The Waiting Place

Dr. Seuss knew didn’t he? In Oh The Places You’ll Go he describes how the waiting place is the worst. How nothing happens and nothing happens and nothing will ever happen. Or at least that’s how it feels when you park your wagon out front of the waiting place. You can’t go in and get a refreshing ale- no that’s not for the waiters. And you can’t leave, because one of the conditions of the waiting place is that once you agree to the wait, you have to wait it out. Sounds a bit like Hotel California.

Earworm right there for you Boomers and Xers. #sorrynotsorry

Moving on.

We are currently in a waiting place. Surgery has been sort of scheduled for Coco, but there are still many little moving parts that need to line up, so nothing is quite set yet. We don’t know precisely where to go, or when, but we do know a general direction and an approximate day. Plus or minus.

The funny part is: this is the same as it ever was. Because that is what life is like. We run our circus with apps for productivity and calendars to show where we will be at any given time, but it’s really all just a promise on the wisp of a dandelion. All of the appointments and work meetings and party acceptances are just a semblance of a life well organised. Which can change on a dime.
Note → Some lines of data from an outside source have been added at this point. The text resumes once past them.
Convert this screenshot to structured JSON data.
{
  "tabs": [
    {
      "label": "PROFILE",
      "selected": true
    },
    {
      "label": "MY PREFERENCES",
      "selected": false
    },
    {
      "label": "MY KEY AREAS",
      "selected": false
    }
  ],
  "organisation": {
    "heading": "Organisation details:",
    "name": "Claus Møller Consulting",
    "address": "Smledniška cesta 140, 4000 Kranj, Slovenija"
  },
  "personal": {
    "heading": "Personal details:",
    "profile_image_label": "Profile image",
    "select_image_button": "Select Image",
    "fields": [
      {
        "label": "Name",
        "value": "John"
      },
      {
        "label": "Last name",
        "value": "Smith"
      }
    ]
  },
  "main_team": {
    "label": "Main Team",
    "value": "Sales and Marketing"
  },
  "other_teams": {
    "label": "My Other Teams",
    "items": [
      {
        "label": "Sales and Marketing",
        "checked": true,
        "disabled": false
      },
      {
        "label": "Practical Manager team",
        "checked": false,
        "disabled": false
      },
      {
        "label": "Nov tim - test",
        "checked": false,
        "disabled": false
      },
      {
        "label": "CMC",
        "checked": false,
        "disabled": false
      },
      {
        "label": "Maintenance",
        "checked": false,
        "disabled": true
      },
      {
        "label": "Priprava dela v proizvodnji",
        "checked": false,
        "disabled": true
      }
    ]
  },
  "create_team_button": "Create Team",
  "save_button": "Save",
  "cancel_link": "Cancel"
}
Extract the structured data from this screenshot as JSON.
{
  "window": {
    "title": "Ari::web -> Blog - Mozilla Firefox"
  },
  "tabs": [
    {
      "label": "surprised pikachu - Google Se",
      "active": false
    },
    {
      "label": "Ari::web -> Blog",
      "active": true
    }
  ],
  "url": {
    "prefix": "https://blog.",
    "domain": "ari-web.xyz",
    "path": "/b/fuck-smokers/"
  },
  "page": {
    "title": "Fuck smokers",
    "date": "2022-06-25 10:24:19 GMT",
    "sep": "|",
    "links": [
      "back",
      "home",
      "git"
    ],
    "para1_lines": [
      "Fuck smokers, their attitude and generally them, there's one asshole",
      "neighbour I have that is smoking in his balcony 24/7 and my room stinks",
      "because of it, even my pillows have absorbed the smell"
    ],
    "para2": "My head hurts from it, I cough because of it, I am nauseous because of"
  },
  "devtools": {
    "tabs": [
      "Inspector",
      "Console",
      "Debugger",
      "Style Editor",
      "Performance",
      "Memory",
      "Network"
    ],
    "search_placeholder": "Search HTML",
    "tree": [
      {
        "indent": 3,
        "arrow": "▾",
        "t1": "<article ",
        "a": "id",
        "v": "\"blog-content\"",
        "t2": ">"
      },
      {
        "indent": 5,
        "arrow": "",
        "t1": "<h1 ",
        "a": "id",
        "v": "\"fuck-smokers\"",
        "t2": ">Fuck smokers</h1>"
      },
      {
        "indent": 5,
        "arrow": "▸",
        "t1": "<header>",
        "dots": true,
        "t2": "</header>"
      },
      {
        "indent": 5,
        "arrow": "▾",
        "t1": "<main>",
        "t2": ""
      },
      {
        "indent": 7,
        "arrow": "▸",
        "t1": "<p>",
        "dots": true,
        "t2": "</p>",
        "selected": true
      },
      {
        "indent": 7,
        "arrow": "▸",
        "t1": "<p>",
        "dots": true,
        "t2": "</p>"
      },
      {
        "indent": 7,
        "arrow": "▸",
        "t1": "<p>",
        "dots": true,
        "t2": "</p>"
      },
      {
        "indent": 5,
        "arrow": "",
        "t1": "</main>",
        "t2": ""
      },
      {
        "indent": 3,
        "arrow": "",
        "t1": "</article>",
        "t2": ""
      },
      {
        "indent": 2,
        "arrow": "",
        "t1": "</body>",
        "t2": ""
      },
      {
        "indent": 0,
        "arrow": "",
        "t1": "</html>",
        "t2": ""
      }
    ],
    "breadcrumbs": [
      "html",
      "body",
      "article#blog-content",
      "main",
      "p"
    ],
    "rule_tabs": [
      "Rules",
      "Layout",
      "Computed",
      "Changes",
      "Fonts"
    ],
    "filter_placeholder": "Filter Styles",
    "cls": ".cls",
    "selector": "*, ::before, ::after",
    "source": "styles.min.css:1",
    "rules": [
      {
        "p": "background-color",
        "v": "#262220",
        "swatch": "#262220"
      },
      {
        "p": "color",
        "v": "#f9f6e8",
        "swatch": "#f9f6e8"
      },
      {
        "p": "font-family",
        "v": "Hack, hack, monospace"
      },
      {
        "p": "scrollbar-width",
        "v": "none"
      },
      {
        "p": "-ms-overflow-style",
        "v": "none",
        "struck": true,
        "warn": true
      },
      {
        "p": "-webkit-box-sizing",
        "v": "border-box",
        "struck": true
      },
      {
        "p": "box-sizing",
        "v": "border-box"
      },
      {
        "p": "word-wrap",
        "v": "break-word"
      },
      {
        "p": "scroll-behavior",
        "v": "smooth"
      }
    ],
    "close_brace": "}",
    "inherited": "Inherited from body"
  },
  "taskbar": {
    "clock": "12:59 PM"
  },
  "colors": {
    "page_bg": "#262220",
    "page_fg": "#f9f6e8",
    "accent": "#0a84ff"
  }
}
We trick our brains to believe that those colour-coded blocks of betrothed time will anchor us to something real and solid. It’s how we make sense of the world. Which is what makes the waiting place such a challenge to sit within. Whether it’s waiting for surgery or waiting to get out of lockdown or waiting for the phone call from the oncologist, the waiting can be worse than the actuality.

Part of the discombobulation of the waiting place is the the tickle of activity that goes on all around. People go and come and go as you sit and watch. They make dinner plans and break arrangements. They buy shoes and groceries. They live. They play as if all of the things they are doing have meaning, and all things will come to pass.

The most interesting thing about the waiting place is coming to the understanding that we live much of our lives by a pact. We agree that we can exchange a pineapple (fifty dollars) for about twelve actual juicy pineapples (giving us about six times our RDA of Vitamin C into the bargain), even though no one can eat a plastic promise. We tell the bank we’ll pay back the loan no matter how often they change the rules and bend us over. We tell the kids to get the parchment to get a job, to earn more pineapples.

The pact sounds a bit like the theme song to Trainspotting if you let your mind get all PF Project.

Which is why the waiting place is no place for anyone to stay too long. Sanity darts away as we look at the farce of pineapple collection, where people are born and pass away, and no pineapples were harmed in the making of this movie.

The waiting place. Just stay for a moment.

Not for the faint of heart